Labour grandee to stand down

Click to follow
Indy Politics

Larry Whitty, who steered the Labour Party organisation through the choppy waters of the 1980s, has told Tony Blair that he will resign from the government after the next election.

Larry Whitty, who steered the Labour Party organisation through the choppy waters of the 1980s, has told Tony Blair that he will resign from the government after the next election.

His departure will be seen as a sign of the disillusionment of many former mainstream Labour figures with what they regard as Mr Blair's drift to the right.

Friends say that Lord Whitty has been privately disenchanted by the Iraq war, by Mr Blair's attitude to the environment, the failure to make real progress in Europe, and by the ritual attacks on Old Labour.

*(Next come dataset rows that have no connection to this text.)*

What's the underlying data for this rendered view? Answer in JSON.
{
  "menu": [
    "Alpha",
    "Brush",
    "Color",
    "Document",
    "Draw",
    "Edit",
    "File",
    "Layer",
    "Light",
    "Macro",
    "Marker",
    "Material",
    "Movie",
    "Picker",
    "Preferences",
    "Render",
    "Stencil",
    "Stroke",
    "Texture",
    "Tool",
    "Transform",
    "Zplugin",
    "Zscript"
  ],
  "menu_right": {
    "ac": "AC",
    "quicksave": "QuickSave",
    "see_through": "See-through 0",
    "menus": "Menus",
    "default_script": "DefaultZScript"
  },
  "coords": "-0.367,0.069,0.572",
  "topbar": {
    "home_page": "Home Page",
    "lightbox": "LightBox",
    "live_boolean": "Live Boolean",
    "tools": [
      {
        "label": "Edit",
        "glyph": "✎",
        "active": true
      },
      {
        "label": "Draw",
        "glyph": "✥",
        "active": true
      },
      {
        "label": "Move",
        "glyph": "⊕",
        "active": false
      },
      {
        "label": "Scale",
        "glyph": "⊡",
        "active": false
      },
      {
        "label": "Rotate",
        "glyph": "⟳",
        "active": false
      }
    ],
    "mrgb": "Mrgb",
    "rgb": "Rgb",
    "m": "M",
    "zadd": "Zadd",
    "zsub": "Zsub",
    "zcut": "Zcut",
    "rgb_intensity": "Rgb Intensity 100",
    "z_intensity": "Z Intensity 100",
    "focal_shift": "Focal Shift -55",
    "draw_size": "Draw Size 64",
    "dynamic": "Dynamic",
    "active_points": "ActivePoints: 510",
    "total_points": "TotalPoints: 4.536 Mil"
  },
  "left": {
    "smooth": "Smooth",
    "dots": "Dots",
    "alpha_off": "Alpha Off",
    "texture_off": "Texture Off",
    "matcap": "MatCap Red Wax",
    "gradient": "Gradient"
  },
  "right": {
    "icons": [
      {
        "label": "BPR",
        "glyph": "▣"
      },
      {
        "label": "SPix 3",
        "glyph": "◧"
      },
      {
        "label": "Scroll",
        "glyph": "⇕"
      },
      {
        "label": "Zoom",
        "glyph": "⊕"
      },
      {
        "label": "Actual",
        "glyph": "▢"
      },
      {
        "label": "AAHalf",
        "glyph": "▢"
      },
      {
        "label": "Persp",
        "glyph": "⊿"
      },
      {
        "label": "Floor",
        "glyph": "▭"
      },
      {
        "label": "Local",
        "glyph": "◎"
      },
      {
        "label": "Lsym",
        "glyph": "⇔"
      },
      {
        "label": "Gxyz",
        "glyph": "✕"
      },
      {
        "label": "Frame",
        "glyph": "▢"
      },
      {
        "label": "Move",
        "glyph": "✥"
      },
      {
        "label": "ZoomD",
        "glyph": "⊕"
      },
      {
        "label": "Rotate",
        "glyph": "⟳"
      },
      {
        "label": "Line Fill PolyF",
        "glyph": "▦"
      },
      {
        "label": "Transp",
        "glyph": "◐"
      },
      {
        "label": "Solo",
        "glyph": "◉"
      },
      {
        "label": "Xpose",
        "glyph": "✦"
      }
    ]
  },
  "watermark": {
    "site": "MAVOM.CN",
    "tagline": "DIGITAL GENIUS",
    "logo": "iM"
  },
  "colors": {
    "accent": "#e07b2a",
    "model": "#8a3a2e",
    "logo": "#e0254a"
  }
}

Lord Whitty was Labour's General Secretary from 1985 to 1994, and steered the party organisation through the expulsion of leaders of Militant Tendency, the removal of union block votes, and numerous other reforms that prepared the way for Mr Blair's election as leader.

But Mr Blair regarded him as too tied to Old Labour and persuaded him to resign, though John Prescott insisted that he be given a role in the Government. He was awarded a peerage in 1996.

After a brief period as a whip, he has served as an environment or farm minister consistently since 1998. One of his tasks was to try to steer the Bill to abolish fox hunting through a rebellious House of Lords, which ended with the Commons invoking the Parliament Act after the Lords refused to pass the legislation.

Comments